Unsupervised learning

In this case no labels are given to the machine learning algorithm and the goal of the learning process will be to recover broad structures in the data. This can in turn be used to learn the underlying statistical distribution, how to generate artificial data points similar to those in the data set, or as a pre-processing step in a signal processing chain.

Reinforcement learning

In a reinforcement learning setting the algorithm is directly interacting with the process it is observing. Examples includes playing a game, driving a car or controlling an industrial process. The goal of reinforcement learning is to find the optimal policy which attains the goal of the process, which may be winning the game, driving the car safely from A to B or controlling the process in within operating parameters. 

Research and activities

Signal processing is a strong competence area in our department, and it serves as the fundamental tool in the majority of our R&D projects across all our research disciplines (wireless communications, navigation and acoustics). More recently, the rapid introduction and use of machine learning techniques has created an increase in new and innovative applications. This trend can be attributed to the Internet of things (IoT), where a large number of applications is based on analysing data from wireless sensors, delivered through a dedicated wireless connection. To reduce the amount of data being conveyed to a cloud-service for data processing, current trends attempt to shift the computational and storage tasks to involve computational elements residing on the edges of the network (edge computing). This introduces the concept of embedded machine learning in edge devices. Our view is that a strong know-how in signal processing is key to embedded machine learning. Hence, we try to combine our strong knowledge in signal processing with machine learning techniques in our R&D projects and use it as a powerful tool to extract information from signals and to implement intelligent algorithms to process, filter and classify data. 

We are currently using our know-how in signal processing and/or machine learning in R&D projects within these technology and/or market domains: 

  • Intelligent transport systems (ITS)
  • Water supply management
  • Satellite communications (high-rate satellite modem)
  • Powerline communications
  • Subsea communications (acoustic communications)
  • Speech technology
  • Comprehensive privacy and security for resilient cyber-physical systems/IoT
  • Non destructive testing (NDT)
  • Ground penetrating radar applications 

Typical projects for us are:

We conduct contract R&D as a partner for private industries and/or the public sector, and we deliver innovation by developing knowledge and technologies that are brought into practical use. We are usually involved in projects where R&D is used to increase the maturity level of a specific technology or a specific application of a technology from basic research to a more applicative solution. The maturity is commonly represented by a number from one to nine on a scale called the Technology Readiness Level (TRL), where one is used to represent pure basic research projects and nine is used to represent an actual system proven and ready for the market. We are mostly involved in projects trying to bridge the gap between TRL 2 – 6 on this scale. As a result, typical projects for us are the ones where we contribute with our know-how in activities such as:

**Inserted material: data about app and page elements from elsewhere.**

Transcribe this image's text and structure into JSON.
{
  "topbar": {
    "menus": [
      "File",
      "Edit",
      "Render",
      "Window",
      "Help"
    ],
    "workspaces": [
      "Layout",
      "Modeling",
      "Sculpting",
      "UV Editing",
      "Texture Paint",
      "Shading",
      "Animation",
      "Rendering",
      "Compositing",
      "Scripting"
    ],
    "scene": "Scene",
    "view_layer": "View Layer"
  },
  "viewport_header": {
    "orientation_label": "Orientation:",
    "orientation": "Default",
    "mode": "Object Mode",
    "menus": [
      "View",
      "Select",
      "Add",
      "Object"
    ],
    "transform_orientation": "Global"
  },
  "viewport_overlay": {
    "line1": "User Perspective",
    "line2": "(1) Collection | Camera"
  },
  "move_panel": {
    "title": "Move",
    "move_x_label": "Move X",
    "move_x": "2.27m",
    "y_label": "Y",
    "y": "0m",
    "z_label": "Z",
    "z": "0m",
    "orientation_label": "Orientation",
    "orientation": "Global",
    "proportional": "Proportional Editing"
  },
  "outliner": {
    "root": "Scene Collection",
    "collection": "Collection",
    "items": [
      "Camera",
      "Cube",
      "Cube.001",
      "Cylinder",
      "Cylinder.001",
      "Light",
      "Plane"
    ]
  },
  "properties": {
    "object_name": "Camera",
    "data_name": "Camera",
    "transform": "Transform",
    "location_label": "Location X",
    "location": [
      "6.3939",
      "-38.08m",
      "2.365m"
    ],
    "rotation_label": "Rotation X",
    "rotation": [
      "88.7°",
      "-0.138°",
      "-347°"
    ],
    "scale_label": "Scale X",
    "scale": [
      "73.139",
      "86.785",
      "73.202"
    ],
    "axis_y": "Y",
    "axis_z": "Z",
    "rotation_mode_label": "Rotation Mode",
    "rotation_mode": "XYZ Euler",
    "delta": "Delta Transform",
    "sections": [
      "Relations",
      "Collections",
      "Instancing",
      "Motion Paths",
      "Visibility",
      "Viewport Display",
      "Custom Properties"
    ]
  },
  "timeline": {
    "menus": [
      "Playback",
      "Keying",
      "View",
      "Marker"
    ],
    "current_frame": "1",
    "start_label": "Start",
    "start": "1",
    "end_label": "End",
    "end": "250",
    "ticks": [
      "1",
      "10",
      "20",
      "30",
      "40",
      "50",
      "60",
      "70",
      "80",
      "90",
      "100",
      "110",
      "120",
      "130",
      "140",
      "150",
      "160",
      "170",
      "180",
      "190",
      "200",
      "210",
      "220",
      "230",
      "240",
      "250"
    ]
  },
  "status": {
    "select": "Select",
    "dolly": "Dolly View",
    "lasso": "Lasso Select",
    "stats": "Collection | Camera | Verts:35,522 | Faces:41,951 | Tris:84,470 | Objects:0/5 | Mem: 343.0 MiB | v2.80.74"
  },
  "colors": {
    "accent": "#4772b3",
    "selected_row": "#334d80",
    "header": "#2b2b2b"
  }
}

  • discuss and formulate technology concepts
  • design electronic components or embedded systems for experimental proof of concepts
  • validate a technology or an application in a controlled environment (laboratory testing)
  • validate a technology or an application in a relevant environment (field testing)
  • demonstrate a technology or an application in a relevant environment (field demonstration)
  • being a trusted and independent technology advisor for future technology investments

Contact persons

Jan Erik Håkegård (wireless communications)
Femke Gelderblom (acoustics)
Rolf Tore Randeberg (acoustics)
Tor Arne Reinen (acoustics)
Aiden Morrison (navigation)
Nadezda Sokolova (navigation)

Explore research areas